20. See our article “Democratic Party Advocates Found ‘Labor Party’,” in Proletarian Revolution No. 52.
21. See the devastating analyses of Nader in our articles “Ralph Nader’s Corporate Campaign,” in Proletarian Revolution No. 61 (2000); and “Nader: Saving Capitalist America from Itself,” in Proletarian Revolution No. 62 (2001). Also available is our pamphlet “The Nader Hoax: How the ‘Socialist’ Left Promotes a Liberal Who’s Pro-War, Pro-Capitalist, Nationalist, Couldn’t Care Less About Black People, and Is Happy to Have Immigrants Around As Long As They’re Only Cleaning Toilets.”
22. Occupy Wall Street: A Marxist Assessment.
23. In the Communist Manifesto Marx and Engels wrote that “The first step in the revolution by the working class is to raise the proletariat to the position of ruling class.” That is, the revolution that creates workers’ states (in which the proletariat is the ruling class) is made by the working class.
24. Quoted in Militant’s peaceful parliamentary road by Stephen Foster and Mark Hoskisson; Permanent Revolution No. 8, Spring 1989. Similar statements about a “peaceful socialist transformation” are all over the CWI’s website.
25. See ABOUT SA, www.socialistalternative.org.
26. For our take on the Wisconsin events, see Stop the War on the Working Class! Battle Line Drawn in Wisconsin (March 8, 2011); After Wisconsin, Attacks on Unions Mount (Proletarian Revolution, Spring 2011); Wisconsin: A Tale of Betrayal (April 1, 2011)
27. On McEllrath, see for example ILWU Local 21 Victory in Sight – Longview Port Workers Set Example for All Labor. As to Socialist Alternative’s coverage, their website has been changed so previously available postings no longer appear. There were, however, two references to McEllrath’s role in the longshore conflicts still on the CWI website – both of them sympathetic to his role. See The trade unions and the occupy movement and Longshore workers dump grain, shut down ports.

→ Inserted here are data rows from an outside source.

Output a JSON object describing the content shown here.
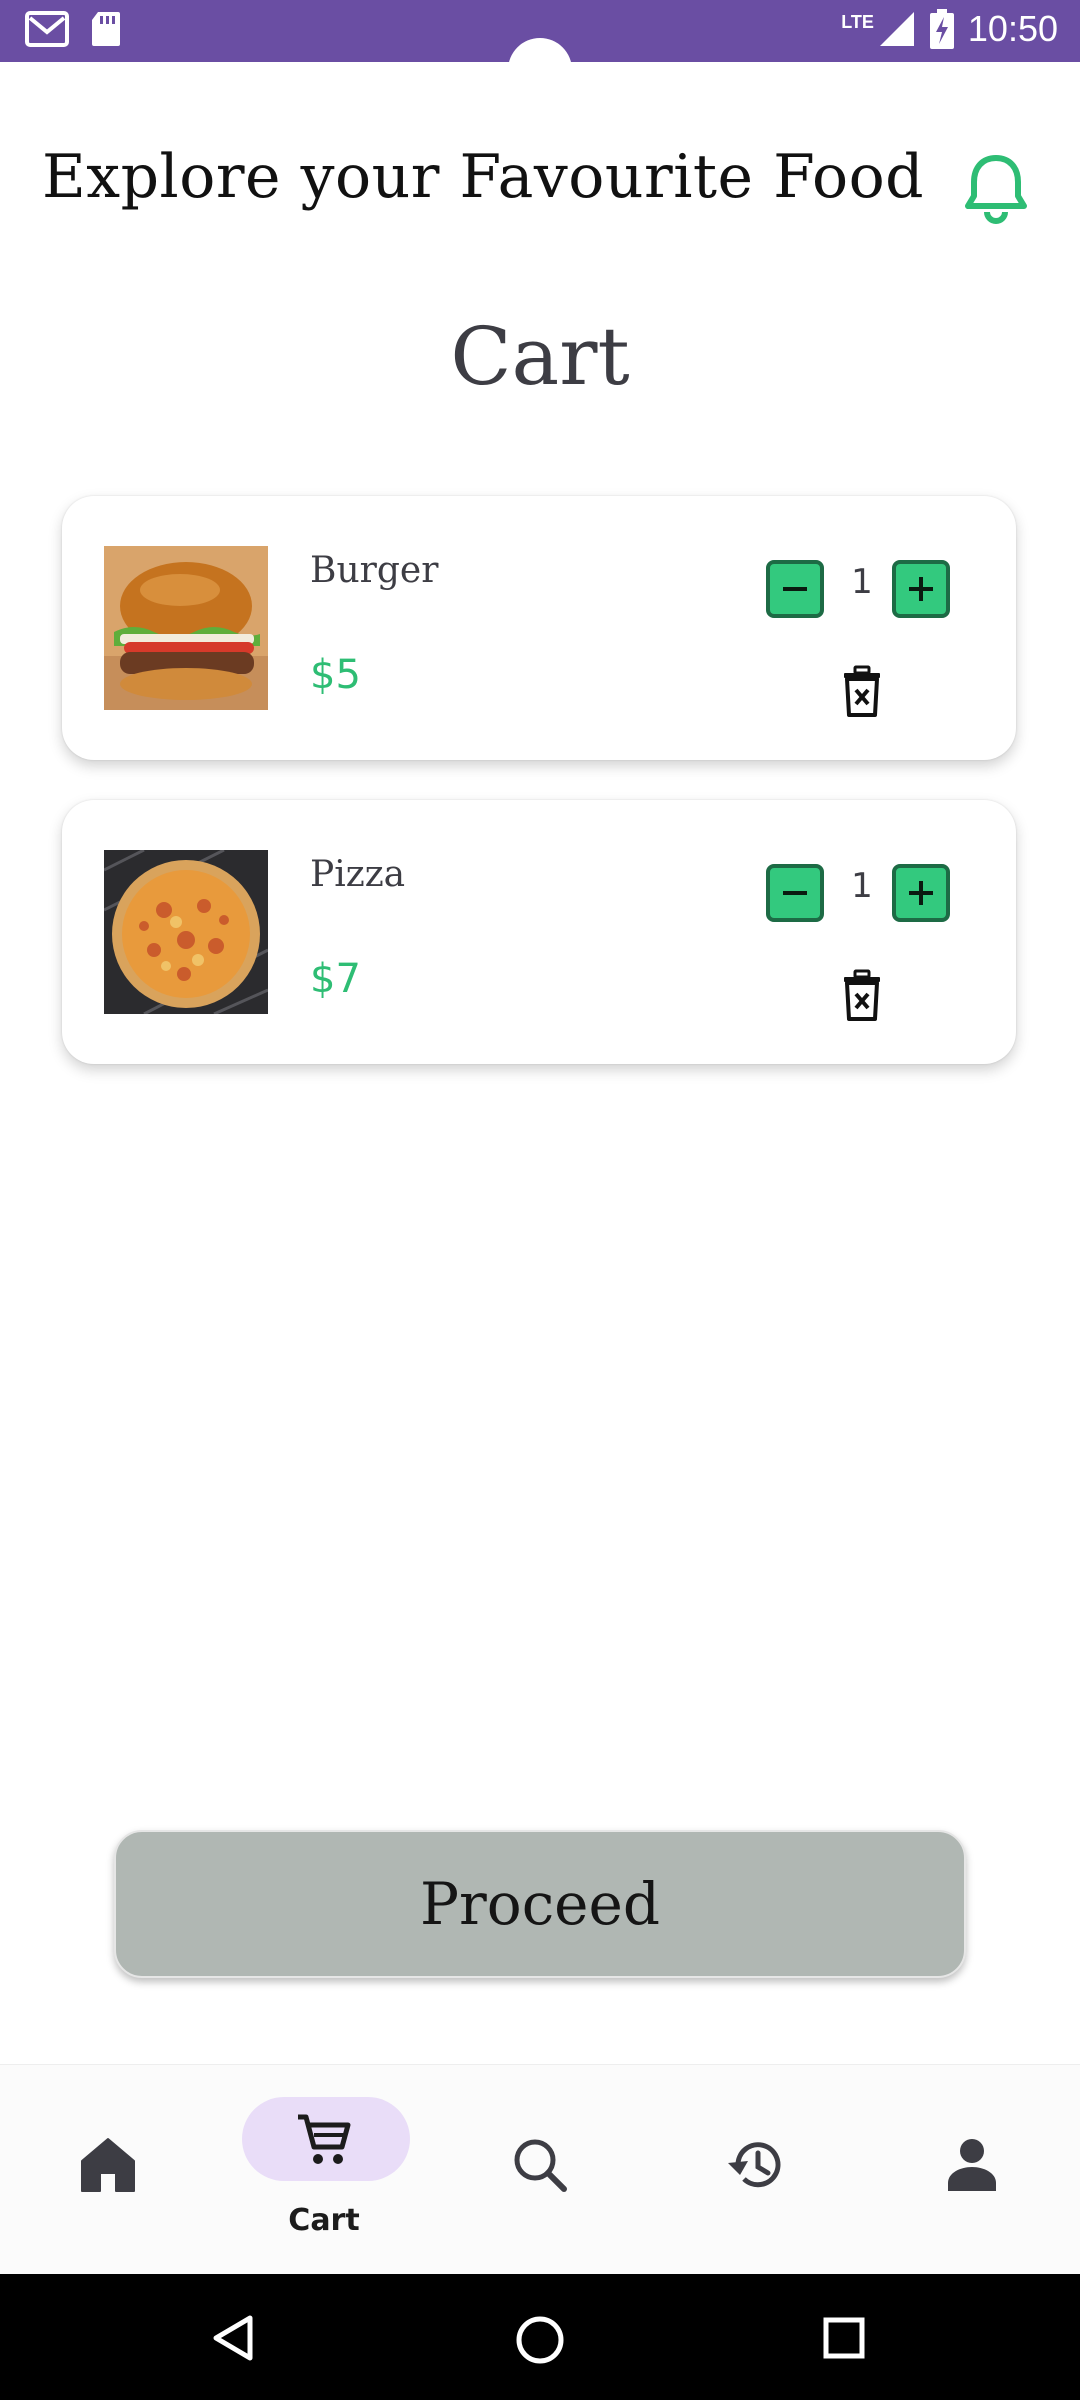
{
  "status_bar": {
    "network": "LTE",
    "time": "10:50",
    "icons": [
      "gmail-icon",
      "sd-card-icon",
      "signal-icon",
      "battery-charging-icon"
    ]
  },
  "header": {
    "title": "Explore your Favourite Food",
    "notification_icon": "bell-icon"
  },
  "page": {
    "title": "Cart"
  },
  "cart": {
    "items": [
      {
        "name": "Burger",
        "price": "$5",
        "quantity": "1",
        "image": "burger-image"
      },
      {
        "name": "Pizza",
        "price": "$7",
        "quantity": "1",
        "image": "pizza-image"
      }
    ]
  },
  "proceed": {
    "label": "Proceed"
  },
  "bottom_nav": {
    "items": [
      {
        "icon": "home-icon",
        "label": ""
      },
      {
        "icon": "cart-icon",
        "label": "Cart",
        "active": true
      },
      {
        "icon": "search-icon",
        "label": ""
      },
      {
        "icon": "history-icon",
        "label": ""
      },
      {
        "icon": "profile-icon",
        "label": ""
      }
    ]
  },
  "system_nav": {
    "icons": [
      "back-icon",
      "home-circle-icon",
      "recents-icon"
    ]
  },
  "colors": {
    "status_bar": "#6a4ea3",
    "accent_green": "#2ebd74",
    "proceed_button": "#b0b7b3",
    "nav_active_pill": "#e9ddf8"
  }
}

28. Summarized from the account in the book The March of Militant by Michael Crick (1986) and contemporary British left sources.
29. Election 2013 and the Changing Mood in America, Socialist Appeal, November 18
30. The ISO had scorned Sawant’s 2012 campaign as a “shoestring effort” (The left and the vote in 2012). But it made an opportunist 180-degree flip in 2013: A socialist on the Seattle City Council?. The others: Kshama Sawant of Socialist Alternative unseats Seattle Democrat (FSP); Socialist elected to Seattle city council (Socialist Action); A Socialist in City Council, (Solidarity)
31. Vote Kshama Sawant and Ty Moore for City Council!
32. Election 2013 and the Changing Mood in the USA
33. “Socialist” Elected in Seattle on Platform of Liberal/Populist Reforms
34. Socialist Alternative candidate wins in Seattle City Council election
35. How a Socialist Candidate Won an Election in Seattle Socialist Alternative, Nov.-Dec. 2013